Aspects of Altaic Civilization, Volume III. Bloomington: Indiana University Uralic and Altatic Series, Vol 145, 142-153. Nietupski, Paul Kocot. 2011. Labrang Monastery: A Tibetan Buddhist Community on the Inner Asian Borderlands, 17091958. New York: Lexington Books. Perdue, Peter C. 2005. China Marches West: The Qing Conquest of Central Eurasia. Harvard: Belknap Press of Harvard University Press. Rock, Joseph. 1956. The Amnye Ma-chen Range and Adjacent Regions: A Monographic Study. Rome: Serie Orientale Roma.
The size is determined according to the size of the lattice panel. Firstly, villagers choose a flat place near a river, put a ma phying29 on the grass, and then put wool on the ma phying. A clump of wool is placed in the middle, spread out to form a thin layer, and then the process is repeated. Next, the layered wool is rolled in the ma phying from bottom to top (using the forearms), and then from side to side, using a rope. Six people kneel on the grass in two lines around the felt and roll the tied felt.
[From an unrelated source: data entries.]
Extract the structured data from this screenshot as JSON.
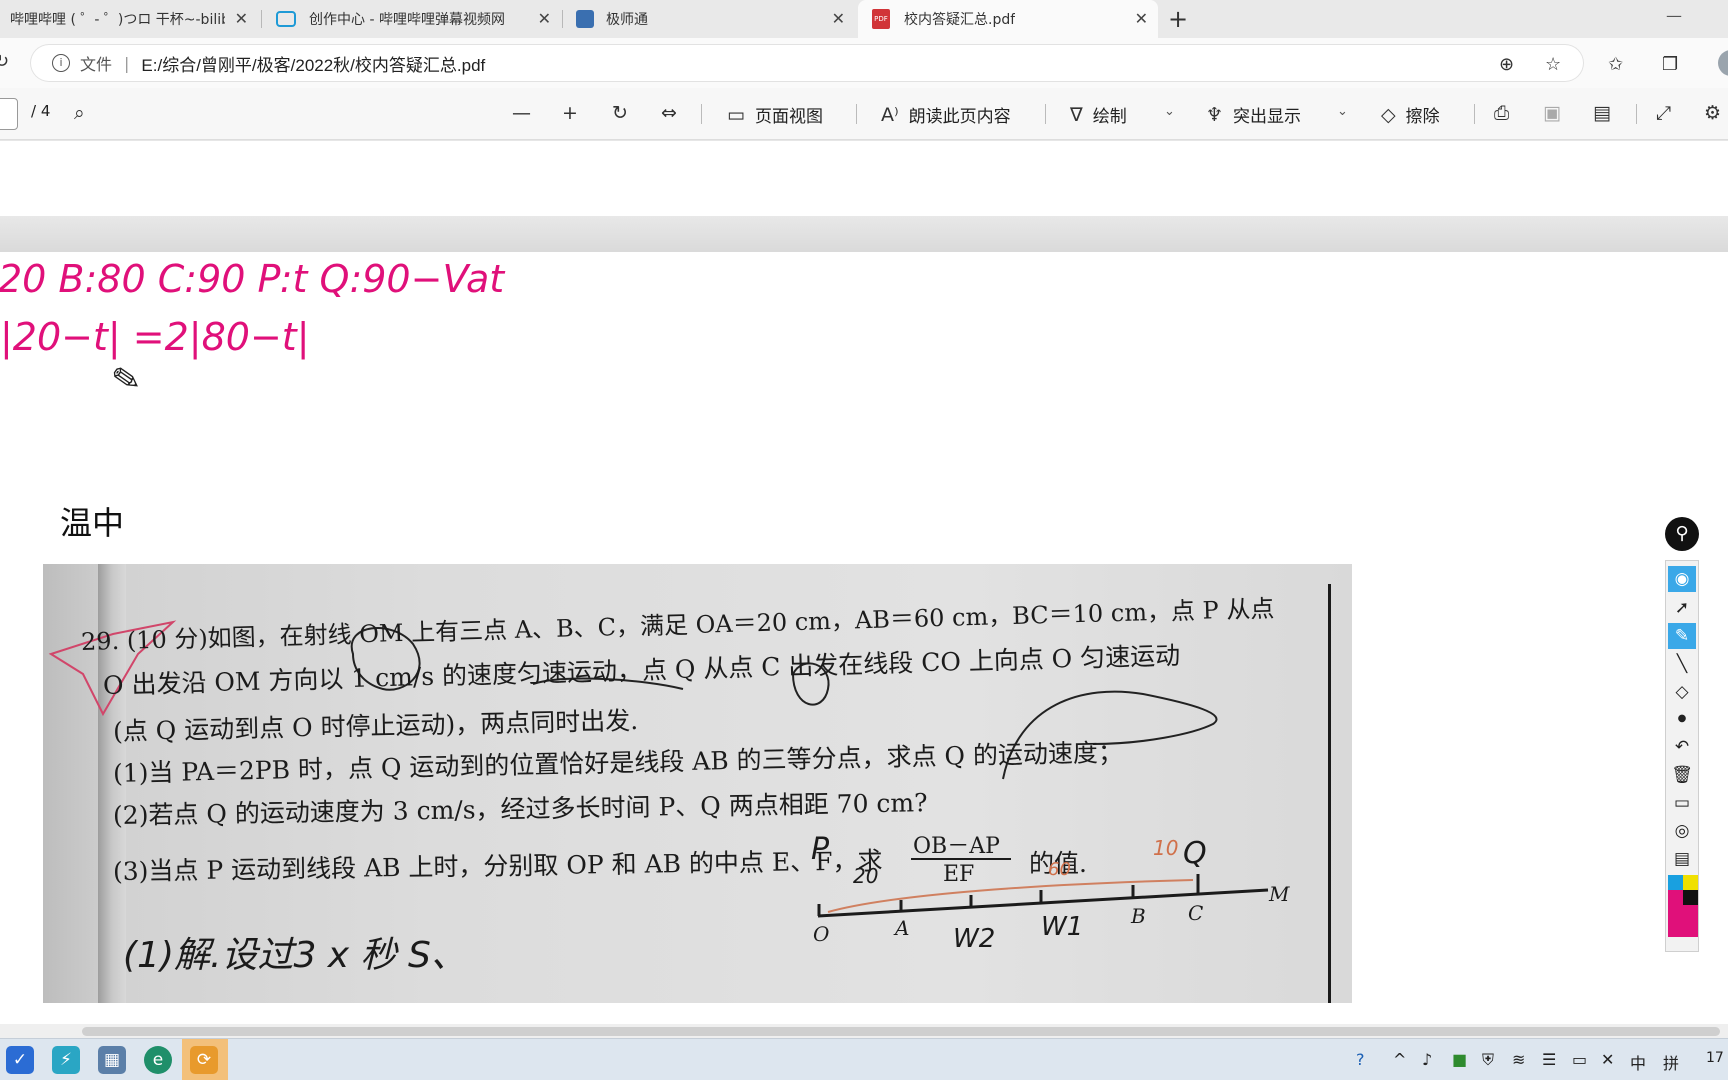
{
  "tabs": [
    {
      "title": "哔哩哔哩 ( ゜- ゜)つロ 干杯~-bilib",
      "active": false
    },
    {
      "title": "创作中心 - 哔哩哔哩弹幕视频网",
      "active": false
    },
    {
      "title": "极师通",
      "active": false
    },
    {
      "title": "校内答疑汇总.pdf",
      "active": true
    }
  ],
  "address": {
    "scheme_label": "文件",
    "url": "E:/综合/曾刚平/极客/2022秋/校内答疑汇总.pdf"
  },
  "pdf_toolbar": {
    "page_total": "/ 4",
    "page_view": "页面视图",
    "read_aloud": "朗读此页内容",
    "draw": "绘制",
    "highlight": "突出显示",
    "erase": "擦除"
  },
  "page": {
    "heading": "温中",
    "ink_line1": "20  B:80  C:90     P:t      Q:90−Vat",
    "ink_line2": "|20−t| =2|80−t|"
  },
  "problem": {
    "line1": "O、A、B、C，满足 OA＝20 cm，AB＝60 cm，BC＝10 cm，点 P 从点",
    "line0": "29. (10 分)如图，在射线 OM 上有三点 A、B、C，满足 OA＝20 cm，AB＝60 cm，BC＝10 cm，点 P 从点",
    "l_a": "29. (10 分)如图，在射线 OM 上有三点 A、B、C，满足 OA＝20 cm，AB＝60 cm，BC＝10 cm，点 P 从点",
    "line2": "O 出发沿 OM 方向以 1 cm/s 的速度匀速运动，点 Q 从点 C 出发在线段 CO 上向点 O 匀速运动",
    "line3": "(点 Q 运动到点 O 时停止运动)，两点同时出发.",
    "line4": "(1)当 PA＝2PB 时，点 Q 运动到的位置恰好是线段 AB 的三等分点，求点 Q 的运动速度；",
    "line5": "(2)若点 Q 的运动速度为 3 cm/s，经过多长时间 P、Q 两点相距 70 cm?",
    "line6": "(3)当点 P 运动到线段 AB 上时，分别取 OP 和 AB 的中点 E、F，求",
    "frac_num": "OB－AP",
    "frac_den": "EF",
    "line6_end": "的值.",
    "fig_labels": [
      "O",
      "A",
      "B",
      "C",
      "M"
    ],
    "handwriting": "(1)解.设过3 x 秒 S、",
    "hand_marks": [
      "20",
      "60",
      "10",
      "W2",
      "W1",
      "P",
      "Q"
    ]
  },
  "taskbar": {
    "ime": "中",
    "ime2": "拼",
    "clock": "17"
  }
}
Are seen by locals as a threat to the grassland. There are few pikas and locals do not feel that they damage the grassland. In summer, we often see and hear marmots, and we also know that they eat grass, however, they are not seen as a problem. This belief is not universally accepted in ecological literature, for example, it runs contrary to the viewpoint espoused by Long et al. (2009:189): One of China's natural plague reservoirs (Benedict 1996). See Chos bstan rgyal (2014:153) for an account of an agreement between Marmot and Rabbit that explains marmots' hibernation period.